We need to chat.
There is a huge dilemma in the gaming industry where accessibility is considered an after-thought. From employee’s being forced to work past their required hours or risk job loss, to failure to add alternate skin tones in games.
Accessibility is about making the world, which includes video games, available to everyone. Even if they don’t look how you perceive them to look.
Let’s take for example The Sims 4, which has a great community doesn’t even offer ramps or a wheelchair. There is really no accessible options, and while no one wants to be reminded of their disability, it would be nice to see. Also, ramps would just be an easy thing to add anyway, it’s a triangle. Add it to build mode.

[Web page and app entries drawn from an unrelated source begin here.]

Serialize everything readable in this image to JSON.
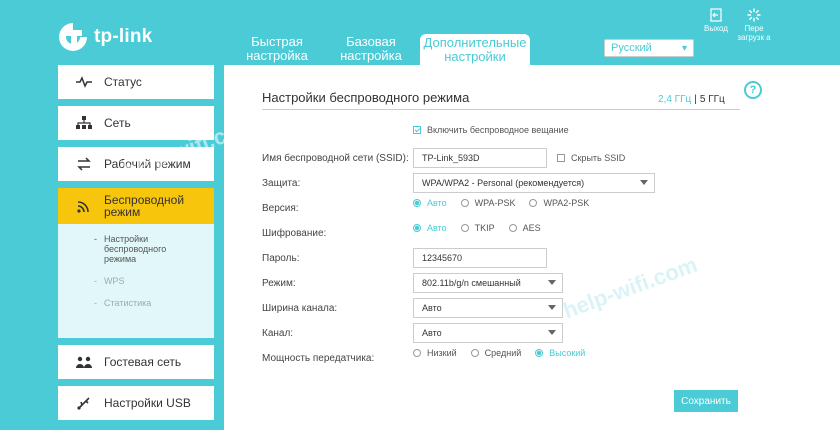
{
  "logo": {
    "text": "tp-link"
  },
  "tabs": [
    {
      "label": "Быстрая настройка"
    },
    {
      "label": "Базовая настройка"
    },
    {
      "label": "Дополнительные настройки"
    }
  ],
  "language": {
    "selected": "Русский"
  },
  "top_actions": {
    "logout": "Выход",
    "reboot": "Пере загрузк а"
  },
  "sidebar": {
    "items": [
      {
        "label": "Статус",
        "icon": "pulse-icon"
      },
      {
        "label": "Сеть",
        "icon": "network-icon"
      },
      {
        "label": "Рабочий режим",
        "icon": "switch-mode-icon"
      },
      {
        "label": "Беспроводной режим",
        "icon": "wifi-icon"
      },
      {
        "label": "Гостевая сеть",
        "icon": "guest-users-icon"
      },
      {
        "label": "Настройки USB",
        "icon": "usb-icon"
      }
    ],
    "subitems": [
      {
        "label": "Настройки беспроводного режима"
      },
      {
        "label": "WPS"
      },
      {
        "label": "Статистика"
      }
    ]
  },
  "main": {
    "heading": "Настройки беспроводного режима",
    "band_24": "2,4 ГГц",
    "band_sep": "|",
    "band_5": "5 ГГц",
    "enable_broadcast": "Включить беспроводное вещание",
    "ssid_label": "Имя беспроводной сети (SSID):",
    "ssid_value": "TP-Link_593D",
    "hide_ssid": "Скрыть SSID",
    "security_label": "Защита:",
    "security_value": "WPA/WPA2 - Personal (рекомендуется)",
    "version_label": "Версия:",
    "version_options": [
      "Авто",
      "WPA-PSK",
      "WPA2-PSK"
    ],
    "encryption_label": "Шифрование:",
    "encryption_options": [
      "Авто",
      "TKIP",
      "AES"
    ],
    "password_label": "Пароль:",
    "password_value": "12345670",
    "mode_label": "Режим:",
    "mode_value": "802.11b/g/n смешанный",
    "width_label": "Ширина канала:",
    "width_value": "Авто",
    "channel_label": "Канал:",
    "channel_value": "Авто",
    "power_label": "Мощность передатчика:",
    "power_options": [
      "Низкий",
      "Средний",
      "Высокий"
    ],
    "save": "Сохранить"
  },
  "watermark": "help-wifi.com",
  "colors": {
    "accent": "#4acbd6",
    "active_menu": "#f7c50b"
  }
}
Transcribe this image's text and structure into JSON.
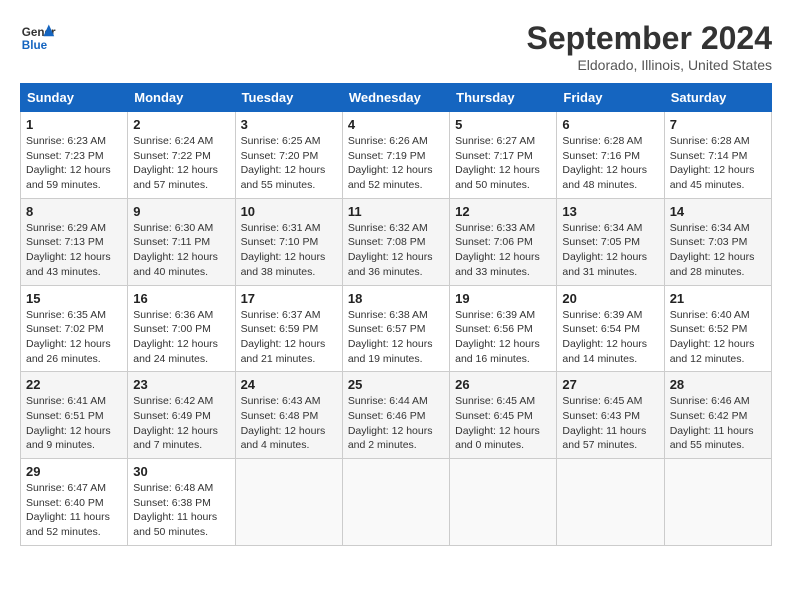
{
  "header": {
    "logo_line1": "General",
    "logo_line2": "Blue",
    "month": "September 2024",
    "location": "Eldorado, Illinois, United States"
  },
  "weekdays": [
    "Sunday",
    "Monday",
    "Tuesday",
    "Wednesday",
    "Thursday",
    "Friday",
    "Saturday"
  ],
  "weeks": [
    [
      {
        "day": "1",
        "info": "Sunrise: 6:23 AM\nSunset: 7:23 PM\nDaylight: 12 hours\nand 59 minutes."
      },
      {
        "day": "2",
        "info": "Sunrise: 6:24 AM\nSunset: 7:22 PM\nDaylight: 12 hours\nand 57 minutes."
      },
      {
        "day": "3",
        "info": "Sunrise: 6:25 AM\nSunset: 7:20 PM\nDaylight: 12 hours\nand 55 minutes."
      },
      {
        "day": "4",
        "info": "Sunrise: 6:26 AM\nSunset: 7:19 PM\nDaylight: 12 hours\nand 52 minutes."
      },
      {
        "day": "5",
        "info": "Sunrise: 6:27 AM\nSunset: 7:17 PM\nDaylight: 12 hours\nand 50 minutes."
      },
      {
        "day": "6",
        "info": "Sunrise: 6:28 AM\nSunset: 7:16 PM\nDaylight: 12 hours\nand 48 minutes."
      },
      {
        "day": "7",
        "info": "Sunrise: 6:28 AM\nSunset: 7:14 PM\nDaylight: 12 hours\nand 45 minutes."
      }
    ],
    [
      {
        "day": "8",
        "info": "Sunrise: 6:29 AM\nSunset: 7:13 PM\nDaylight: 12 hours\nand 43 minutes."
      },
      {
        "day": "9",
        "info": "Sunrise: 6:30 AM\nSunset: 7:11 PM\nDaylight: 12 hours\nand 40 minutes."
      },
      {
        "day": "10",
        "info": "Sunrise: 6:31 AM\nSunset: 7:10 PM\nDaylight: 12 hours\nand 38 minutes."
      },
      {
        "day": "11",
        "info": "Sunrise: 6:32 AM\nSunset: 7:08 PM\nDaylight: 12 hours\nand 36 minutes."
      },
      {
        "day": "12",
        "info": "Sunrise: 6:33 AM\nSunset: 7:06 PM\nDaylight: 12 hours\nand 33 minutes."
      },
      {
        "day": "13",
        "info": "Sunrise: 6:34 AM\nSunset: 7:05 PM\nDaylight: 12 hours\nand 31 minutes."
      },
      {
        "day": "14",
        "info": "Sunrise: 6:34 AM\nSunset: 7:03 PM\nDaylight: 12 hours\nand 28 minutes."
      }
    ],
    [
      {
        "day": "15",
        "info": "Sunrise: 6:35 AM\nSunset: 7:02 PM\nDaylight: 12 hours\nand 26 minutes."
      },
      {
        "day": "16",
        "info": "Sunrise: 6:36 AM\nSunset: 7:00 PM\nDaylight: 12 hours\nand 24 minutes."
      },
      {
        "day": "17",
        "info": "Sunrise: 6:37 AM\nSunset: 6:59 PM\nDaylight: 12 hours\nand 21 minutes."
      },
      {
        "day": "18",
        "info": "Sunrise: 6:38 AM\nSunset: 6:57 PM\nDaylight: 12 hours\nand 19 minutes."
      },
      {
        "day": "19",
        "info": "Sunrise: 6:39 AM\nSunset: 6:56 PM\nDaylight: 12 hours\nand 16 minutes."
      },
      {
        "day": "20",
        "info": "Sunrise: 6:39 AM\nSunset: 6:54 PM\nDaylight: 12 hours\nand 14 minutes."
      },
      {
        "day": "21",
        "info": "Sunrise: 6:40 AM\nSunset: 6:52 PM\nDaylight: 12 hours\nand 12 minutes."
      }
    ],
    [
      {
        "day": "22",
        "info": "Sunrise: 6:41 AM\nSunset: 6:51 PM\nDaylight: 12 hours\nand 9 minutes."
      },
      {
        "day": "23",
        "info": "Sunrise: 6:42 AM\nSunset: 6:49 PM\nDaylight: 12 hours\nand 7 minutes."
      },
      {
        "day": "24",
        "info": "Sunrise: 6:43 AM\nSunset: 6:48 PM\nDaylight: 12 hours\nand 4 minutes."
      },
      {
        "day": "25",
        "info": "Sunrise: 6:44 AM\nSunset: 6:46 PM\nDaylight: 12 hours\nand 2 minutes."
      },
      {
        "day": "26",
        "info": "Sunrise: 6:45 AM\nSunset: 6:45 PM\nDaylight: 12 hours\nand 0 minutes."
      },
      {
        "day": "27",
        "info": "Sunrise: 6:45 AM\nSunset: 6:43 PM\nDaylight: 11 hours\nand 57 minutes."
      },
      {
        "day": "28",
        "info": "Sunrise: 6:46 AM\nSunset: 6:42 PM\nDaylight: 11 hours\nand 55 minutes."
      }
    ],
    [
      {
        "day": "29",
        "info": "Sunrise: 6:47 AM\nSunset: 6:40 PM\nDaylight: 11 hours\nand 52 minutes."
      },
      {
        "day": "30",
        "info": "Sunrise: 6:48 AM\nSunset: 6:38 PM\nDaylight: 11 hours\nand 50 minutes."
      },
      {
        "day": "",
        "info": ""
      },
      {
        "day": "",
        "info": ""
      },
      {
        "day": "",
        "info": ""
      },
      {
        "day": "",
        "info": ""
      },
      {
        "day": "",
        "info": ""
      }
    ]
  ]
}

The truth is, things like this are often overlooked because the developers and those working on the games, aren’t the ones dealing with chronic illness or disabilities. They’re usually an able-bodied male who can work over 40 hours a week. These types of people aren’t the average gamer.
There are so many different people in this world that seeing more representation in games that covers this would be amazing. The US Census for 2017 released this info-graphic on what people have or experience.
Being open to adding in these small changes can make a world of a difference. One game that I appreciate for including the difficulties of life would be Wolfenstein. While it’s story is fictional, and a bit over the top, it shows how hard it is to get around. Not many other games do this sort of detail work.
Making spaces, both digitally and in reality accessible shouldn’t be an after-thought. It should be available.
In part 2 of this short series, I’ll go into ways to make accessibility a reality.